Yes and no.
English and German work differently here.
As demonstrative determiners before a noun, it's fairly straightforward -- for example, "these houses" = diese Häuser.
One wrinkle is that German doesn't distinguish as strongly as English does between "this/that" or "these/those", and so "these houses" could also be die Häuser or die Häuser hier.
If you know that you are talking about a specific kind of noun, you can often leave out the noun or replace it with a dummy noun "one(s)" in English -- for example, "Do you like my novels? These (ones) are long and that one is shorter" (Magst du meine Romane? Diese (hier) sind lang und der (da) ist kürzer).
But if you're not speaking about specific items from out of a bigger group of items of the same kind, but are introducing something new to the conversation, then German uses neuter singular and has das or dies, regardless of the gender or number of the item(s) you're introducing.
Thus you get Dies sind meine Eltern for "These are my parents", or Das sind meine Eltern.

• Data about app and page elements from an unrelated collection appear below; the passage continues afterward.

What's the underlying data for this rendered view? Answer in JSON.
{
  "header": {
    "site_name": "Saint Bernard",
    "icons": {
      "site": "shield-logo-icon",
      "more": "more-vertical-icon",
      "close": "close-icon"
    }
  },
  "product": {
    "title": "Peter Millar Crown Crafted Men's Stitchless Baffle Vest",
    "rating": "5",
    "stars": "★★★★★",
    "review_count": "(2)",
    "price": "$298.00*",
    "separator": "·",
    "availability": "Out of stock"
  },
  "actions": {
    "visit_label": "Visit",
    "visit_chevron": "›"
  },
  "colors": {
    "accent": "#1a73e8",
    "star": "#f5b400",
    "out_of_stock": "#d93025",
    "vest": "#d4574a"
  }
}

Using Diese sind meine Eltern would be "These ones are my parents", appropriate only if you had been speaking about a group of "items" (say, "teachers") before and wanted to single out two of them to make a comment about them (that they are your parents). There would be some understood noun which came from context.